◆ Exercise goal ◆
Pull out every line in the data that has the string "glyph" in it.

◆ Available records ◆
--- --- ---

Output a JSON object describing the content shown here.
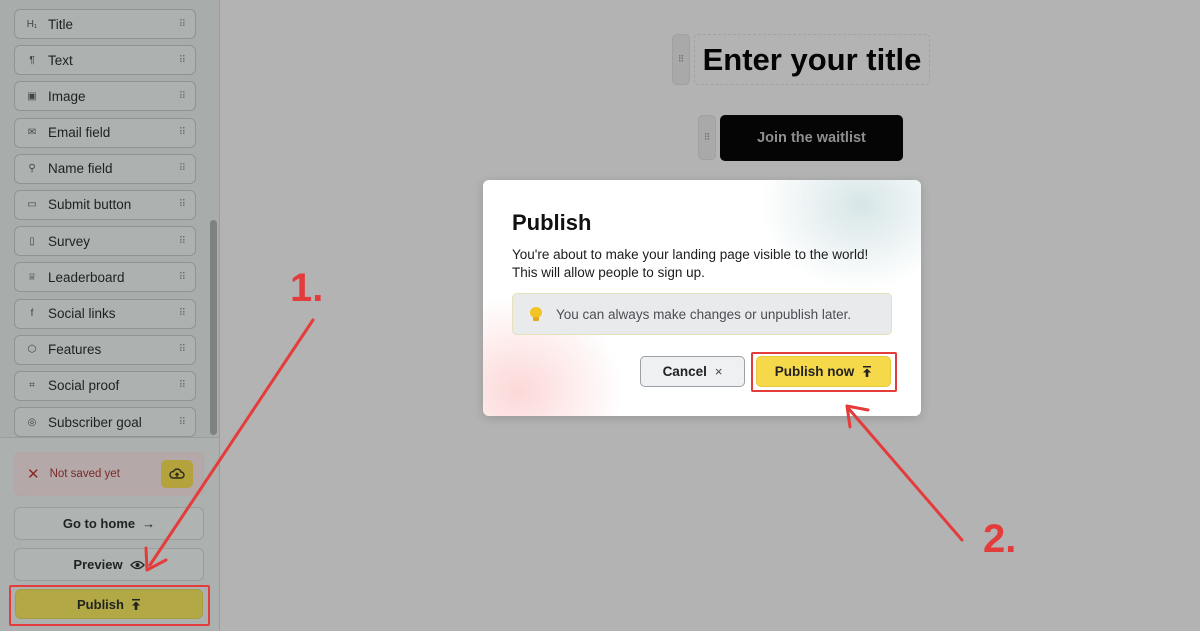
{
  "sidebar": {
    "blocks": [
      {
        "icon": "title-icon",
        "glyph": "H₁",
        "label": "Title"
      },
      {
        "icon": "paragraph-icon",
        "glyph": "¶",
        "label": "Text"
      },
      {
        "icon": "image-icon",
        "glyph": "▣",
        "label": "Image"
      },
      {
        "icon": "mail-icon",
        "glyph": "✉",
        "label": "Email field"
      },
      {
        "icon": "person-icon",
        "glyph": "⚲",
        "label": "Name field"
      },
      {
        "icon": "button-icon",
        "glyph": "▭",
        "label": "Submit button"
      },
      {
        "icon": "clipboard-icon",
        "glyph": "▯",
        "label": "Survey"
      },
      {
        "icon": "trophy-icon",
        "glyph": "♕",
        "label": "Leaderboard"
      },
      {
        "icon": "facebook-icon",
        "glyph": "f",
        "label": "Social links"
      },
      {
        "icon": "cube-icon",
        "glyph": "⬡",
        "label": "Features"
      },
      {
        "icon": "proof-icon",
        "glyph": "⌗",
        "label": "Social proof"
      },
      {
        "icon": "target-icon",
        "glyph": "◎",
        "label": "Subscriber goal"
      }
    ],
    "status_text": "Not saved yet",
    "go_home_label": "Go to home",
    "go_home_arrow": "→",
    "preview_label": "Preview",
    "publish_label": "Publish"
  },
  "canvas": {
    "title": "Enter your title",
    "cta_label": "Join the waitlist"
  },
  "modal": {
    "title": "Publish",
    "body": "You're about to make your landing page visible to the world! This will allow people to sign up.",
    "tip": "You can always make changes or unpublish later.",
    "cancel_label": "Cancel",
    "cancel_x": "×",
    "publish_now_label": "Publish now"
  },
  "annotations": {
    "step1": "1.",
    "step2": "2."
  },
  "colors": {
    "accent_red": "#e43b3b",
    "publish_yellow": "#f5d94b",
    "overlay_gray": "#b3b3b3"
  }
}
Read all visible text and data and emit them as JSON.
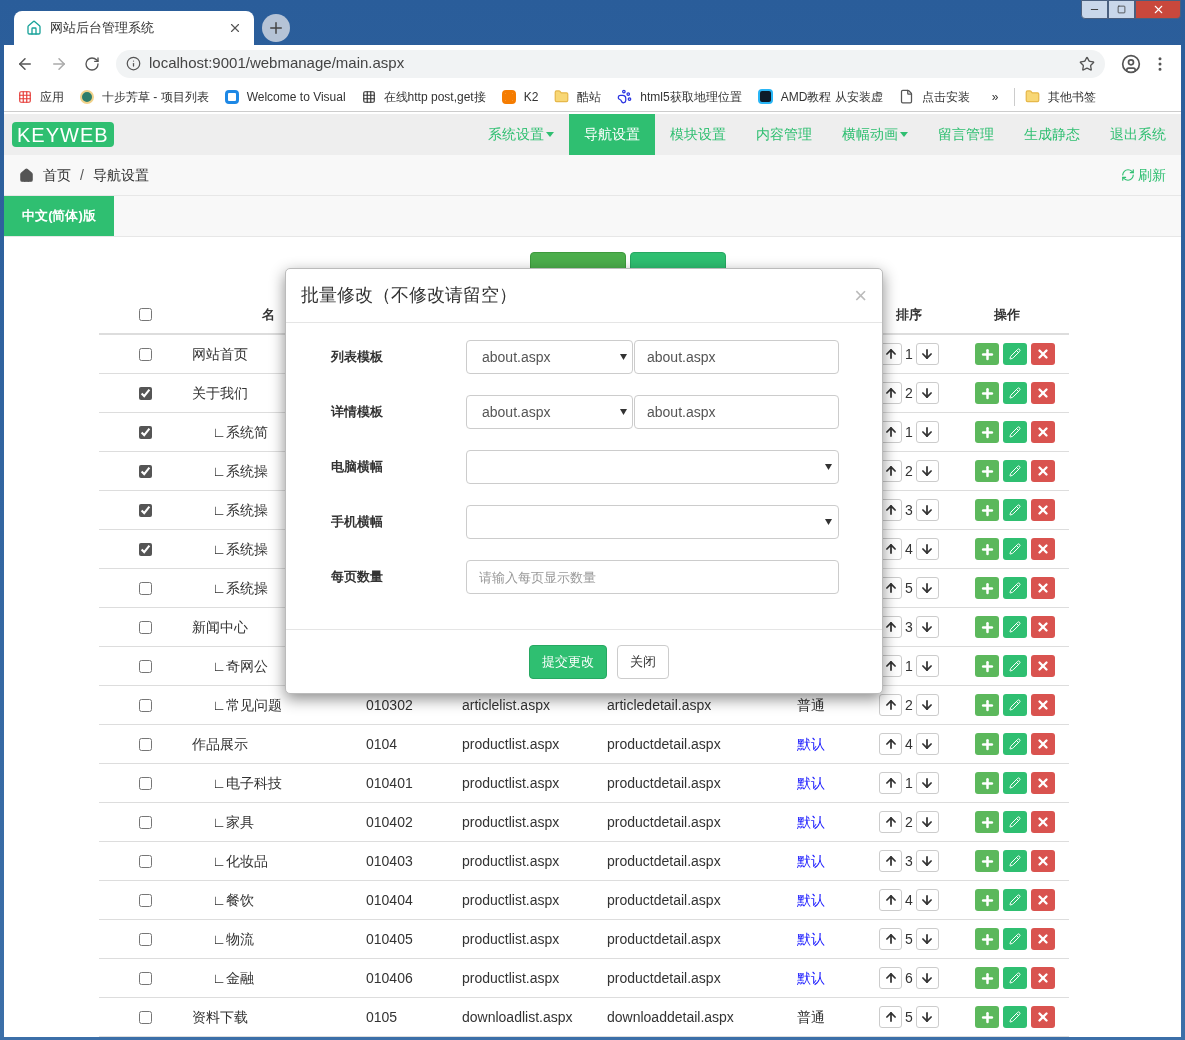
{
  "browser": {
    "tab_title": "网站后台管理系统",
    "url": "localhost:9001/webmanage/main.aspx",
    "bookmarks": [
      {
        "label": "应用",
        "kind": "apps"
      },
      {
        "label": "十步芳草 - 项目列表",
        "kind": "badge"
      },
      {
        "label": "Welcome to Visual",
        "kind": "vs"
      },
      {
        "label": "在线http post,get接",
        "kind": "qr"
      },
      {
        "label": "K2",
        "kind": "k2"
      },
      {
        "label": "酷站",
        "kind": "folder"
      },
      {
        "label": "html5获取地理位置",
        "kind": "paw"
      },
      {
        "label": "AMD教程 从安装虚",
        "kind": "amd"
      },
      {
        "label": "点击安装",
        "kind": "page"
      }
    ],
    "more": "»",
    "other": "其他书签"
  },
  "logo": "KEYWEB",
  "nav": [
    {
      "label": "系统设置",
      "selected": false,
      "dropdown": true
    },
    {
      "label": "导航设置",
      "selected": true,
      "dropdown": false
    },
    {
      "label": "模块设置",
      "selected": false,
      "dropdown": false
    },
    {
      "label": "内容管理",
      "selected": false,
      "dropdown": false
    },
    {
      "label": "横幅动画",
      "selected": false,
      "dropdown": true
    },
    {
      "label": "留言管理",
      "selected": false,
      "dropdown": false
    },
    {
      "label": "生成静态",
      "selected": false,
      "dropdown": false
    },
    {
      "label": "退出系统",
      "selected": false,
      "dropdown": false
    }
  ],
  "breadcrumb": [
    "首页",
    "/",
    "导航设置"
  ],
  "refresh": "刷新",
  "language_tab": "中文(简体)版",
  "toolbar": [
    {
      "kind": "add"
    },
    {
      "kind": "edit"
    }
  ],
  "table": {
    "all_checked": false,
    "columns": [
      "名",
      "排序",
      "操作"
    ],
    "rows": [
      {
        "name": "网站首页",
        "checked": false,
        "sort": "1"
      },
      {
        "name": "关于我们",
        "checked": true,
        "sort": "2",
        "children": [
          {
            "name": "∟系统简",
            "checked": true,
            "sort": "1"
          },
          {
            "name": "∟系统操",
            "checked": true,
            "sort": "2"
          },
          {
            "name": "∟系统操",
            "checked": true,
            "sort": "3"
          },
          {
            "name": "∟系统操",
            "checked": true,
            "sort": "4"
          },
          {
            "name": "∟系统操",
            "checked": false,
            "sort": "5"
          }
        ]
      },
      {
        "name": "新闻中心",
        "checked": false,
        "sort": "3",
        "children": [
          {
            "name": "∟奇网公",
            "checked": false,
            "sort": "1"
          },
          {
            "name": "∟常见问题",
            "checked": false,
            "code": "010302",
            "list": "articlelist.aspx",
            "detail": "articledetail.aspx",
            "type": "普通",
            "kind": "normal",
            "sort": "2"
          }
        ]
      },
      {
        "name": "作品展示",
        "checked": false,
        "code": "0104",
        "list": "productlist.aspx",
        "detail": "productdetail.aspx",
        "type": "默认",
        "kind": "default",
        "sort": "4",
        "children": [
          {
            "name": "∟电子科技",
            "checked": false,
            "code": "010401",
            "list": "productlist.aspx",
            "detail": "productdetail.aspx",
            "type": "默认",
            "kind": "default",
            "sort": "1"
          },
          {
            "name": "∟家具",
            "checked": false,
            "code": "010402",
            "list": "productlist.aspx",
            "detail": "productdetail.aspx",
            "type": "默认",
            "kind": "default",
            "sort": "2"
          },
          {
            "name": "∟化妆品",
            "checked": false,
            "code": "010403",
            "list": "productlist.aspx",
            "detail": "productdetail.aspx",
            "type": "默认",
            "kind": "default",
            "sort": "3"
          },
          {
            "name": "∟餐饮",
            "checked": false,
            "code": "010404",
            "list": "productlist.aspx",
            "detail": "productdetail.aspx",
            "type": "默认",
            "kind": "default",
            "sort": "4"
          },
          {
            "name": "∟物流",
            "checked": false,
            "code": "010405",
            "list": "productlist.aspx",
            "detail": "productdetail.aspx",
            "type": "默认",
            "kind": "default",
            "sort": "5"
          },
          {
            "name": "∟金融",
            "checked": false,
            "code": "010406",
            "list": "productlist.aspx",
            "detail": "productdetail.aspx",
            "type": "默认",
            "kind": "default",
            "sort": "6"
          }
        ]
      },
      {
        "name": "资料下载",
        "checked": false,
        "code": "0105",
        "list": "downloadlist.aspx",
        "detail": "downloaddetail.aspx",
        "type": "普通",
        "kind": "normal",
        "sort": "5"
      }
    ]
  },
  "modal": {
    "title": "批量修改（不修改请留空）",
    "close": "×",
    "fields": [
      {
        "label": "列表模板",
        "kind": "select_pair",
        "value": "about.aspx",
        "text": "about.aspx"
      },
      {
        "label": "详情模板",
        "kind": "select_pair",
        "value": "about.aspx",
        "text": "about.aspx"
      },
      {
        "label": "电脑横幅",
        "kind": "select"
      },
      {
        "label": "手机横幅",
        "kind": "select"
      },
      {
        "label": "每页数量",
        "kind": "input",
        "placeholder": "请输入每页显示数量"
      }
    ],
    "buttons": [
      {
        "label": "提交更改",
        "kind": "primary"
      },
      {
        "label": "关闭",
        "kind": "default"
      }
    ]
  }
}
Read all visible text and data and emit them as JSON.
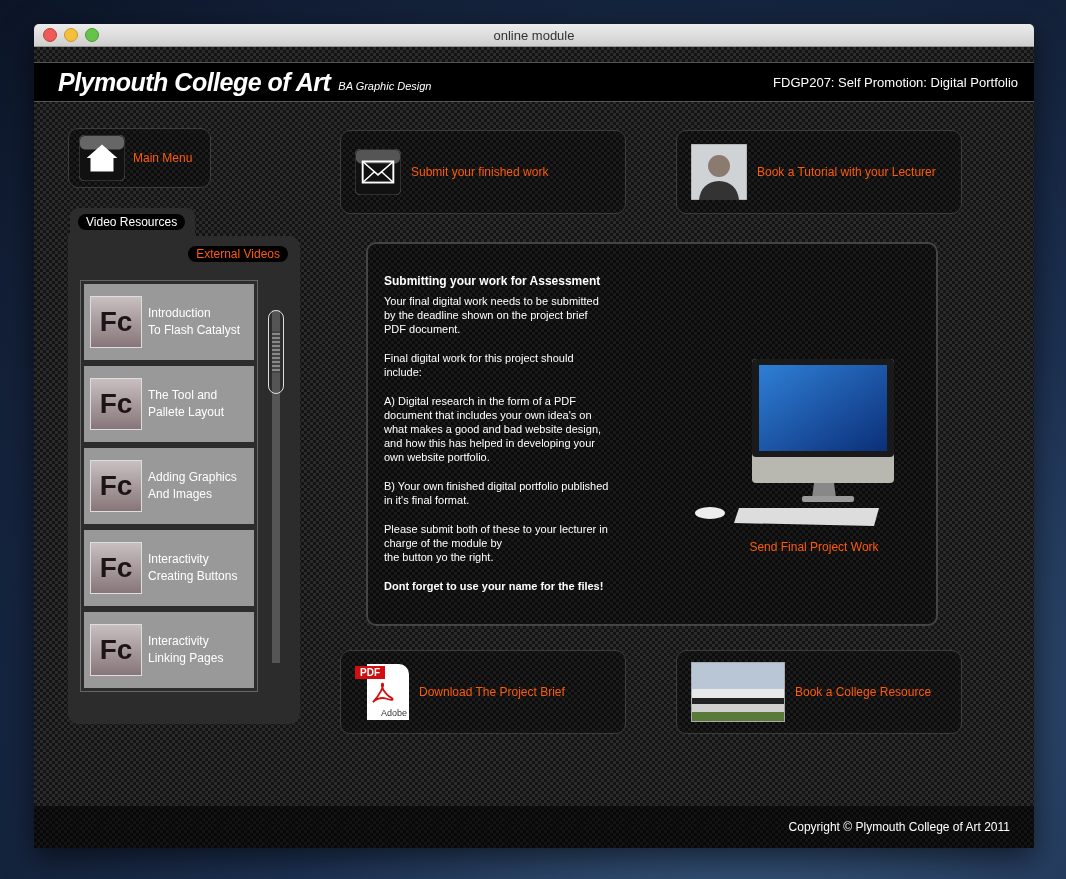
{
  "window": {
    "title": "online module"
  },
  "header": {
    "title": "Plymouth College of Art",
    "subtitle": "BA Graphic Design",
    "module": "FDGP207: Self Promotion: Digital Portfolio"
  },
  "main_menu": {
    "label": "Main Menu"
  },
  "top_links": [
    {
      "kind": "mail",
      "label": "Submit your finished work"
    },
    {
      "kind": "person",
      "label": "Book a Tutorial with your Lecturer"
    }
  ],
  "video_panel": {
    "tab": "Video Resources",
    "external": "External Videos",
    "videos": [
      {
        "icon_label": "Fc",
        "title": "Introduction\nTo Flash Catalyst"
      },
      {
        "icon_label": "Fc",
        "title": "The Tool and\nPallete Layout"
      },
      {
        "icon_label": "Fc",
        "title": "Adding Graphics\nAnd Images"
      },
      {
        "icon_label": "Fc",
        "title": "Interactivity\nCreating Buttons"
      },
      {
        "icon_label": "Fc",
        "title": "Interactivity\nLinking Pages"
      }
    ]
  },
  "assessment": {
    "heading": "Submitting your work for Assessment",
    "paragraphs": [
      {
        "kind": "plain",
        "text": "Your final digital work needs to be submitted\nby the deadline shown on the project brief\nPDF document."
      },
      {
        "kind": "plain",
        "text": "Final digital work for this project should\ninclude:"
      },
      {
        "kind": "plain",
        "text": "A) Digital research in the form of a PDF\ndocument that includes your own idea's on\nwhat makes a good and bad website design,\nand how this has helped in developing your\nown website portfolio."
      },
      {
        "kind": "plain",
        "text": "B) Your own finished digital portfolio published\nin it's final format."
      },
      {
        "kind": "plain",
        "text": "Please submit both of these to your lecturer in\ncharge of the module by\nthe button yo the right."
      },
      {
        "kind": "bold",
        "text": "Dont forget to use your name for the files!"
      }
    ],
    "send_link": "Send Final Project Work"
  },
  "bottom_links": [
    {
      "kind": "pdf",
      "label": "Download The Project Brief",
      "icon_texts": [
        "PDF",
        "Adobe"
      ]
    },
    {
      "kind": "building",
      "label": "Book a College Resource"
    }
  ],
  "footer": {
    "copyright": "Copyright © Plymouth College of Art 2011"
  }
}
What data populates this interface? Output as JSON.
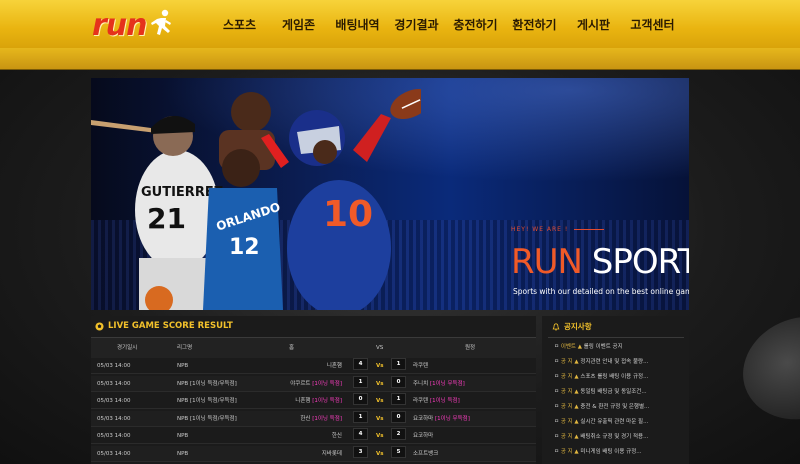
{
  "header": {
    "logo_text": "run",
    "nav": [
      "스포츠",
      "게임존",
      "배팅내역",
      "경기결과",
      "충전하기",
      "환전하기",
      "게시판",
      "고객센터"
    ]
  },
  "banner": {
    "hey": "HEY! WE ARE !",
    "brand_run": "RUN",
    "brand_sports": " SPORTS",
    "tagline": "Sports with our detailed  on the best online gambling sites RUN."
  },
  "live": {
    "title": "LIVE GAME SCORE RESULT",
    "headers": {
      "time": "경기일시",
      "league": "리그명",
      "home": "홈",
      "vs": "VS",
      "away": "원정"
    },
    "rows": [
      {
        "time": "05/03 14:00",
        "league": "NPB",
        "home": "니혼햄",
        "home_tag": "",
        "hs": "4",
        "vs": "Vs",
        "as": "1",
        "away": "라쿠텐",
        "away_tag": ""
      },
      {
        "time": "05/03 14:00",
        "league": "NPB [1이닝 득점/무득점]",
        "home": "야쿠르트",
        "home_tag": "[1이닝 득점]",
        "hs": "1",
        "vs": "Vs",
        "as": "0",
        "away": "주니치",
        "away_tag": "[1이닝 무득점]"
      },
      {
        "time": "05/03 14:00",
        "league": "NPB [1이닝 득점/무득점]",
        "home": "니혼햄",
        "home_tag": "[1이닝 득점]",
        "hs": "0",
        "vs": "Vs",
        "as": "1",
        "away": "라쿠텐",
        "away_tag": "[1이닝 득점]"
      },
      {
        "time": "05/03 14:00",
        "league": "NPB [1이닝 득점/무득점]",
        "home": "한신",
        "home_tag": "[1이닝 득점]",
        "hs": "1",
        "vs": "Vs",
        "as": "0",
        "away": "요코하마",
        "away_tag": "[1이닝 무득점]"
      },
      {
        "time": "05/03 14:00",
        "league": "NPB",
        "home": "한신",
        "home_tag": "",
        "hs": "4",
        "vs": "Vs",
        "as": "2",
        "away": "요코하마",
        "away_tag": ""
      },
      {
        "time": "05/03 14:00",
        "league": "NPB",
        "home": "지바롯데",
        "home_tag": "",
        "hs": "3",
        "vs": "Vs",
        "as": "5",
        "away": "소프트뱅크",
        "away_tag": ""
      }
    ]
  },
  "notice": {
    "title": "공지사항",
    "items": [
      {
        "tag": "이벤트 ▲",
        "text": "롤링 이벤트 공지"
      },
      {
        "tag": "공 지 ▲",
        "text": "정지관련 안내 및 접속 불량..."
      },
      {
        "tag": "공 지 ▲",
        "text": "스포츠 롤링 배팅 이용 규정..."
      },
      {
        "tag": "공 지 ▲",
        "text": "동일팀 배팅금 및 동일조건..."
      },
      {
        "tag": "공 지 ▲",
        "text": "충전 & 환전 규정 및 은행별..."
      },
      {
        "tag": "공 지 ▲",
        "text": "실시간 유출픽 관련 마운 필..."
      },
      {
        "tag": "공 지 ▲",
        "text": "배팅취소 규정 및 경기 적용..."
      },
      {
        "tag": "공 지 ▲",
        "text": "미니게임 배팅 이용 규정..."
      }
    ]
  },
  "colors": {
    "header_yellow": "#e9b410",
    "accent": "#f2c12b",
    "brand_red": "#e5321c",
    "pink": "#ff3dc3"
  }
}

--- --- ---

◆ Expected output ◆
        "glyph": "H₁",
        "glyph": "¶",
        "glyph": "▣",
        "glyph": "✉",
        "glyph": "⚲",
        "glyph": "▭",
        "glyph": "▯",
        "glyph": "♕",
        "glyph": "f",
        "glyph": "⬡",
        "glyph": "⌗",
        "glyph": "◎",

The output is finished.